This sketch is very simple, just a series of consecutive IF instructions to compare voltage read through ADC3 with some predefined values. If you follow the code closely, you’ll see that the values shown in the Theory of Operation slide show in Step 1 are the same values used in the different IF instructions to decide which LED should come on.

To create the blinking effect on LEDs whenever voltages are higher than 13.1V, a counter is increased by one on every pass through that portion of the code. Before the code loops back to read ADC3 again, execution is delayed 100 milliseconds. IF instructions turn LEDs on whenever the pass counter is below 6 and turn LEDs off whenever counter is between 6 and 11. Once counter reaches 11, the counter is reset to zero to repeat the cycle.
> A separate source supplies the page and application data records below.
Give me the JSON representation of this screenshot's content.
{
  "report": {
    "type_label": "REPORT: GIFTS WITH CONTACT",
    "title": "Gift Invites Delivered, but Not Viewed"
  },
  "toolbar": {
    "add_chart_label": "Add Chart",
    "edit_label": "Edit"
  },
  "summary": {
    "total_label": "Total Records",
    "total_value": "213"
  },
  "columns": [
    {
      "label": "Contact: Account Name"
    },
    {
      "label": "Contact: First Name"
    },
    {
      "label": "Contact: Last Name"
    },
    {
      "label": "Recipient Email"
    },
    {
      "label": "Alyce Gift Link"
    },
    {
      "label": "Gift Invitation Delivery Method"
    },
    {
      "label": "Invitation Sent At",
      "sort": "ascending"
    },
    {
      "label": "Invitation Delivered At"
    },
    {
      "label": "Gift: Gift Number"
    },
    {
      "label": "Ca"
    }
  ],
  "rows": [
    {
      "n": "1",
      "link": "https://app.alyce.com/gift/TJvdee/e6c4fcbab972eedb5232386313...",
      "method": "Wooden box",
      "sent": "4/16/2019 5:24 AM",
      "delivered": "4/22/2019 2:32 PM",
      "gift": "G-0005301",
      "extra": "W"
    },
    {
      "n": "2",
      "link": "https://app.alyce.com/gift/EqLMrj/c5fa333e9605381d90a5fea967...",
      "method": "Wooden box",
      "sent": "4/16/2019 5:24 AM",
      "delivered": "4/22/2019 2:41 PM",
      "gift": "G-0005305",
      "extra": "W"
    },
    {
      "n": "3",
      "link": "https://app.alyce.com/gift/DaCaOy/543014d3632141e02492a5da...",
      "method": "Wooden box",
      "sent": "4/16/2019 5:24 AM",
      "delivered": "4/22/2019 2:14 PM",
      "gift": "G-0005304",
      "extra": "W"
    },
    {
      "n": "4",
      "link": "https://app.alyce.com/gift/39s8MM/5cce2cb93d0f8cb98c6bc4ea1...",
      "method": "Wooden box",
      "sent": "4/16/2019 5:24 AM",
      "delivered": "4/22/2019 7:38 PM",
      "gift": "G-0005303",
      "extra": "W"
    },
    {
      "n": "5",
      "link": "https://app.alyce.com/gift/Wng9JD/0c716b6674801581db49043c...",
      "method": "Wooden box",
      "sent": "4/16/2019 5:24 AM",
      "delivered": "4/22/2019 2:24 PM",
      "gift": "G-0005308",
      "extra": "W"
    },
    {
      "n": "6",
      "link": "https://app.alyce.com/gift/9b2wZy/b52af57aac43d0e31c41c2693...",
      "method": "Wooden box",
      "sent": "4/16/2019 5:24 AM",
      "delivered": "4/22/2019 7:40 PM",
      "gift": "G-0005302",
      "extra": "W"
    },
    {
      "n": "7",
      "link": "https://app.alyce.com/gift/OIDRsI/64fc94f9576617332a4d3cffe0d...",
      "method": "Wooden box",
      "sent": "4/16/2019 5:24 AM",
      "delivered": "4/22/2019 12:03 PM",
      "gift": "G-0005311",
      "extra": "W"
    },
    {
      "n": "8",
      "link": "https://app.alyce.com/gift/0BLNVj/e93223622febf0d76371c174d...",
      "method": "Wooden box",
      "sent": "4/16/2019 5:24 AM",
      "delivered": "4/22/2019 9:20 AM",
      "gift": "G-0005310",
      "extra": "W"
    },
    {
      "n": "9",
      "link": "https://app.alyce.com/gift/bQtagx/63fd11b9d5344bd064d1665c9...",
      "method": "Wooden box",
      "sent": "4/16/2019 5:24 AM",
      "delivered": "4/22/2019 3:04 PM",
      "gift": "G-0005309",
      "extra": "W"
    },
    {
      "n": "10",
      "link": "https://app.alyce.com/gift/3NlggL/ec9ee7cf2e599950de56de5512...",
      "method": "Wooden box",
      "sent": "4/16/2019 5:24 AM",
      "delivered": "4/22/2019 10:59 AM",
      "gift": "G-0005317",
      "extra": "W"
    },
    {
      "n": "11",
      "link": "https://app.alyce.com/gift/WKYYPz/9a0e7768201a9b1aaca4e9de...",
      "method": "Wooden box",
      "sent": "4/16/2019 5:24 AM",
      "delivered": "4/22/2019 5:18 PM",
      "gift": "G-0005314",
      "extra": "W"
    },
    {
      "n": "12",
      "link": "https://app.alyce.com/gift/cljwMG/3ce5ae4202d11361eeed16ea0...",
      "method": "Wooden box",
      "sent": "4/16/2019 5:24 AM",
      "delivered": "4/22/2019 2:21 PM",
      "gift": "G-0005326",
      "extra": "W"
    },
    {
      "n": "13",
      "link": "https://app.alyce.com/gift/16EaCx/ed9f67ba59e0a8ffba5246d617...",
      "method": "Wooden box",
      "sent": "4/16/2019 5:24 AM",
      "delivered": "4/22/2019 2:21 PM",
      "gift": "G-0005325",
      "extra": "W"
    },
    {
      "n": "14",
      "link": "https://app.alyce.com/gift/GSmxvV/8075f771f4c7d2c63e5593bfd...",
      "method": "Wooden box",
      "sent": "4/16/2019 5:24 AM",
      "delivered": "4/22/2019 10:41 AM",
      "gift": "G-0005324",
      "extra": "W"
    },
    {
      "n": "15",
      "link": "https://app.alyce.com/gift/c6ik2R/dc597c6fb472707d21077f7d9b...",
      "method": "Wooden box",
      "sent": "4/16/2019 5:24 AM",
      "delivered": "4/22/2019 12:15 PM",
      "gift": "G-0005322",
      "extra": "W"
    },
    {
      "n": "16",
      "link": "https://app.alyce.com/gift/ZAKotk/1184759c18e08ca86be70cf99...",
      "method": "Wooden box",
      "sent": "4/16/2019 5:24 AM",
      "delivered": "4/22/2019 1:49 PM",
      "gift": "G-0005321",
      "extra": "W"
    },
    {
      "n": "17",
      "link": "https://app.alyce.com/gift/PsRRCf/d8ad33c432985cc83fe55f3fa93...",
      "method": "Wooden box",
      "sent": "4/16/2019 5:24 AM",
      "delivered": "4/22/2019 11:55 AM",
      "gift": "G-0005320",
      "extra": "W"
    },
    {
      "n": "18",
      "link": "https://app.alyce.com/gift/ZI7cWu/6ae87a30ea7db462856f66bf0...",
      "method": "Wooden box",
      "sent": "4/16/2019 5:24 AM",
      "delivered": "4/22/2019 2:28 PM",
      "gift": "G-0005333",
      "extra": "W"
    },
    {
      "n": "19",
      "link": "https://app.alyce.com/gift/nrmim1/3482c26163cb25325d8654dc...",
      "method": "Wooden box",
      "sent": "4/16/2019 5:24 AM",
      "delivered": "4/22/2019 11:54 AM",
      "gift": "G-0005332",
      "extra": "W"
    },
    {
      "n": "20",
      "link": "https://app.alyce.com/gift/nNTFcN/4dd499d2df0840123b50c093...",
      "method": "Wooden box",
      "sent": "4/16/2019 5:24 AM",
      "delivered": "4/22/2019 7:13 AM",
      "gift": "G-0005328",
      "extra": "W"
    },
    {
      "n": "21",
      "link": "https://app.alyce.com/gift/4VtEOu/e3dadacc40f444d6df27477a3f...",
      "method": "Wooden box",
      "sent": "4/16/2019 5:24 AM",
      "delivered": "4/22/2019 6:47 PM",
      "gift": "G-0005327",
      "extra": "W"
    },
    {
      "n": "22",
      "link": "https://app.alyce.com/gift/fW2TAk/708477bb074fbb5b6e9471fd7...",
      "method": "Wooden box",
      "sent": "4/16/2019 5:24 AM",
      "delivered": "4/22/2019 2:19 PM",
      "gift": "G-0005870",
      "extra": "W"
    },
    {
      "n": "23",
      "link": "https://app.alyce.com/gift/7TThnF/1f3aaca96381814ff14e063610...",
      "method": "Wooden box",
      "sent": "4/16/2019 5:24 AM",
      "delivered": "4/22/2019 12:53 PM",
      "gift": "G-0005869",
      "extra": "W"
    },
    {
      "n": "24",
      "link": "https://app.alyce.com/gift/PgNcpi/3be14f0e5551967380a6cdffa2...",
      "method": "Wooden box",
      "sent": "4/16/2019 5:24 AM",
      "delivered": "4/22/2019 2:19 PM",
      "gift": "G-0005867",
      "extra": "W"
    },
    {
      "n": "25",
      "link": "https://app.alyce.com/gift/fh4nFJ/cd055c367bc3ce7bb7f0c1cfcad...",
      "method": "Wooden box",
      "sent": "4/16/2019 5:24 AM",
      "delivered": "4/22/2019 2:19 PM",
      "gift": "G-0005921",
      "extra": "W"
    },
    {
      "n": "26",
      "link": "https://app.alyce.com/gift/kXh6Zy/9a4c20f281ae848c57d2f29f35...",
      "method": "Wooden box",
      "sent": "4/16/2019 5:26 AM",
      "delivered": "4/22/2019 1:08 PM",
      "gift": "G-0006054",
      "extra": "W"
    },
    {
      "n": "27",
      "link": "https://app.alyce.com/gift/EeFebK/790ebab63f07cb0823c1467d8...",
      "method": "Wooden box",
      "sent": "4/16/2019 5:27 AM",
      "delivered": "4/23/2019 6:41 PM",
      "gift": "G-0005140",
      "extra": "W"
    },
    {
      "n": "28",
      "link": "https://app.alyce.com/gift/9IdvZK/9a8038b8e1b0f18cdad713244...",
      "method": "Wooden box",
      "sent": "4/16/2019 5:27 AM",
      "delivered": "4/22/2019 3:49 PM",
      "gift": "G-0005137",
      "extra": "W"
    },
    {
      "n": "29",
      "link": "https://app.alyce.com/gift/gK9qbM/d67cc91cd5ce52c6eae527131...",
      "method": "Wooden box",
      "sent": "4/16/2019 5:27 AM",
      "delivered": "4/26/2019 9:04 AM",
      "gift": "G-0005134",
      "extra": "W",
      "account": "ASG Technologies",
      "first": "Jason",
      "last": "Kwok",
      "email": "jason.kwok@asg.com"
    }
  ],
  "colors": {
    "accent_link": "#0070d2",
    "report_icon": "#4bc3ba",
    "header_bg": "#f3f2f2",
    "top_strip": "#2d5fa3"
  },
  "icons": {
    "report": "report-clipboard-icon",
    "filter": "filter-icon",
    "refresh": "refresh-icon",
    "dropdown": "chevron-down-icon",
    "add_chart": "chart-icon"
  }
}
ADC3 input is used to read the analog voltage coming from the voltage divider. By the way, ADC0 had been the first choice as this project’s analog input, however, when voltage coming from the battery was a bit lower than 8.7V all three LEDs would go out.  This didn’t seem right as I had used a low-dropout voltage regulator. After doing some more research on the web I found that anytime you used a pin as an input  that could also function as hardware Reset, these things could happen. Once ADC3 was selected as analog input, battery voltage could come down close to 6V and red LED would still be on which means the software would still be running. It was then that in order to prevent further problems, unused pins 1 and 5 were pulled up to +5V through 10K resistors.

ATtiny 13 code:

// This sketch monitors battery voltage and turns on an LED based on it.
// Processor: ATtiny 13.
// Author: rlarios
// Date: 13.04.03
//

int rLED = 4;                                    //Red LED pin
int yLED = 1;                                   //Yellow LED pin
int gLED = 2;                                   //Green LED pin
int val = 0;                                        //This variable will hold voltage input value
int dlyctr = 0;                                    //This is the delay counter.

void setup(){
pinMode(rLED, OUTPUT);               //Define Red LED output
pinMode(yLED, OUTPUT);              //ditto Yellow LED
pinMode(gLED, OUTPUT);              //ditto Green LED
}

void loop(){
if(val<452){                                     //Is battery voltage below 9.6V?
digitalWrite(rLED, HIGH);               //Yes, this is bad, turn on Red LED
digitalWrite(yLED, LOW);               //Turn off Yellow LED
digitalWrite(gLED, LOW);               //Turn off Green LED
}
else
{
if(val<594){                                   //Is battery voltage between 9.6V and 12.4V?
digitalWrite(rLED, LOW);             //This is a low voltage, turn off red LED
digitalWrite(yLED, HIGH);            //Turn on Yelow LED as a warning.
digitalWrite(gLED, LOW);            //Turn off Green LED
}
else
{
if(val<629){                                    //Is battery voltage between 12.4V and 13.1V while idle?
digitalWrite(rLED, LOW);            //Yes, turn off Red LED
digitalWrite(yLED, LOW);           //Turn off Yellow LED
digitalWrite(gLED, HIGH);          //Turn on Green LED to indicate fully charged battery voltage.
}
else
{
dlyctr = dlyctr + 1;                       //increase delay counter. every pass approx. 100ms
if(val<751){                                 //Is battery voltage above 13.1V and below 15.5V?
digitalWrite(rLED, LOW);         //Turn off red LED
digitalWrite(yLED, LOW);        //Turn off yellow LED
if(dlyctr<6){
digitalWrite(gLED, HIGH);    //Pulse green LED on for half a second
}
else
{
digitalWrite(gLED, LOW);     //Pulse green LED off for half a second to show battery is      charging.
if(dlyctr>10){
dlyctr=0;                            //Reset delay counter
}
}
}
else                                         //Battery voltage is above 15.5V.Danger ! Overcharge
{
digitalWrite(yLED, LOW);        //Turn off Yellow LED
digitalWrite(gLED, LOW);        //Turn off Green LED
if(dlyctr<6){
digitalWrite(rLED, HIGH);     //Turn on Red LED for half a second.
}
else
{
digitalWrite(rLED, LOW);      //Turn off Red LED for half a second.
if(dlyctr>10){
dlyctr=0;                            //Reset delay counter
}
}
}
delay(100);                             //Stop program 100 milliseconds to help pulse LEDs.
}
}
}
}

For more detail: Troubleshoot your car battery with ATtiny

#### This Post / Project can also be found using search terms:

• arduino remote battery monitor